(a) Ambiguity still exists in determining 'who is a polluter'. In legal terminology, a 'polluter' is someone who directly or indirectly damages the environment or who creates conditions relating to such damage. Clearly, this definition is so broad as to be unsupportive in many situations. For example, Mr.Aryaan owns a BMW .If his BMW emits harmful gas in the atmosphere, he will be directly liable for the emission .Furthermore, the manufacturer of the vehicle will be indirectly liable for committing ecological damage too and so the retailer of the vehicle and the fuel supplier, and the government who created 'conditions relating to the damage' by building roads and neglecting public transport regulations.
(b) It is extremely difficult to make a polluter to pay 'the depollution cost' particularly where environmental damage arises from several simultaneous causes or from a number of consecutive causes or when several companies operate on one or several states and has equal contributions to the same pollution. Furthermore, the use of elaborate technology, dangerous processes, and toxic materials makes the 'fact-finding process' difficult. Because, the potential long-term effects of the incident, huge number of victims, medical causation are extremely difficult to ascertain.
(c) The responsibility to repair pollution lasts for the long period, and it does not disappear easily after depolluting events intervene. The prevention costs remain a charge for the polluter for life, although he has few means to control it. Moreover, in order for an industrial disaster to occur, 'a great amount of resources is initially required to create and implement the technology which, in turn, necessarily involves multiple actors. This makes the allocation of fault in a traditional legal process all the more difficult, making it easier to shift blame from shoulder to shoulder indefinitely.'
(d) Time always remains a crucial factor in resolving the ecological dispute. Where multi-territorial environmental dispute involves innocent victims, mostly those living in a developing country with limited resources do not have unlimited time. International tribunals are not always happy with their apt performance in providing judgment for transnational environmental dispute.
(e) It is not always an easy job to make the polluter pay for committing ecological damage where multi-territorial or single jurisdiction is involved. In many cases, in order to avoid liabilities, the company responsible terminates its activities or transforms or may simply disappear. In many cases, identified polluter loses his capacity to pay due to bankruptcy or insolvency. Today, the environmental regulations do not offer a solution in such cases. Therefore, an unequivocal transnational treaty is essential for resolving legal problems which exist in the realm of Polluter Pays Principle.
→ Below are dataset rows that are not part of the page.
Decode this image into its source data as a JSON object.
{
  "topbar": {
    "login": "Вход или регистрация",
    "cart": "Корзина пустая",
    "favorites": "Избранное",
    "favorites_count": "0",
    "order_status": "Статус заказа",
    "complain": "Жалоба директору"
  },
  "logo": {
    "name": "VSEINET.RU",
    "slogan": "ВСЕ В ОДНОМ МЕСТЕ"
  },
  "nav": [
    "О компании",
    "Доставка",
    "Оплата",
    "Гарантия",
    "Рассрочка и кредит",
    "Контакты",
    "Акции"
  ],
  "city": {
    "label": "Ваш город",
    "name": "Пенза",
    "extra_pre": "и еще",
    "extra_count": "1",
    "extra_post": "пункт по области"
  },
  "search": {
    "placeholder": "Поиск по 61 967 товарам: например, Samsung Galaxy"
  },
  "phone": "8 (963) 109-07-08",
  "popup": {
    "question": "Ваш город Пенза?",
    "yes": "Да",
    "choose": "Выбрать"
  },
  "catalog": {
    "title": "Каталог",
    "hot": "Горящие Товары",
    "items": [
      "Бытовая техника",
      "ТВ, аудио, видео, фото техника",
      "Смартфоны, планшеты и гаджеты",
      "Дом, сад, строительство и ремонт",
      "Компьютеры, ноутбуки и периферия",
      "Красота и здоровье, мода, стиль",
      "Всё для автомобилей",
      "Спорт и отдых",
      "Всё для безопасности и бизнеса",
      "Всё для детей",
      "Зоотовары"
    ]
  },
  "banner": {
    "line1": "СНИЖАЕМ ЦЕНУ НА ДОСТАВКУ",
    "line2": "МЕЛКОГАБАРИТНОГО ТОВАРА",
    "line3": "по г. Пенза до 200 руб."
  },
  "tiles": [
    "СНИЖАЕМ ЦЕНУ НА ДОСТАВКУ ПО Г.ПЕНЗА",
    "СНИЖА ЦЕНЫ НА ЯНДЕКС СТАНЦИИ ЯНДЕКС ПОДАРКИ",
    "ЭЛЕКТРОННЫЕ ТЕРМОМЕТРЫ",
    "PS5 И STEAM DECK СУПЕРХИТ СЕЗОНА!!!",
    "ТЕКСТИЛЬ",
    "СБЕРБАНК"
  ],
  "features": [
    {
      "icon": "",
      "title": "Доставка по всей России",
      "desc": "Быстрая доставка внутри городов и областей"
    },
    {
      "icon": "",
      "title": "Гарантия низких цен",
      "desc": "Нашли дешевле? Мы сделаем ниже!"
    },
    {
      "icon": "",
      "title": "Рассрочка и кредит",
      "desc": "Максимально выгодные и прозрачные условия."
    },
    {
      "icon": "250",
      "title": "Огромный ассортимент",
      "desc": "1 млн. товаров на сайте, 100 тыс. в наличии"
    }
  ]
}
Despite the fact that Polluter Pay Principle was publicised by early conservationists as a means to reduce ecological pollution, still many consider it as a 'vague idea'. Some put forward their argument that under this principle a polluter fulfils his obligations when he pays at least some of administrative expenses of the agencies who regulate pollution activities ('Exxon Valdez' case is the best example of this criterion of Polluter Pays Principle. In 1989, an oil tanker owned by Exxon spilled out over 300,000 barrels of crude oil into the sea and caused significant environmental hazard. Exxon was forced to pay $125 million in fines to the federal government and the state of Alaska and $900 million into a fund for environmental projects controlled by government, habitat protection, and scientific research, among other things). Others argue that it can only be satisfied by polluters when they will pay the total depollution cost. And the rest support the view that tax (like 'Carbon Taxes') should be legitimised on the users of the natural resources that cause atmospheric hazards.
The author did his graduate and post graduate legal degrees from United Kingdom .Right now he is working with several Ngos who primarily work with environmental issues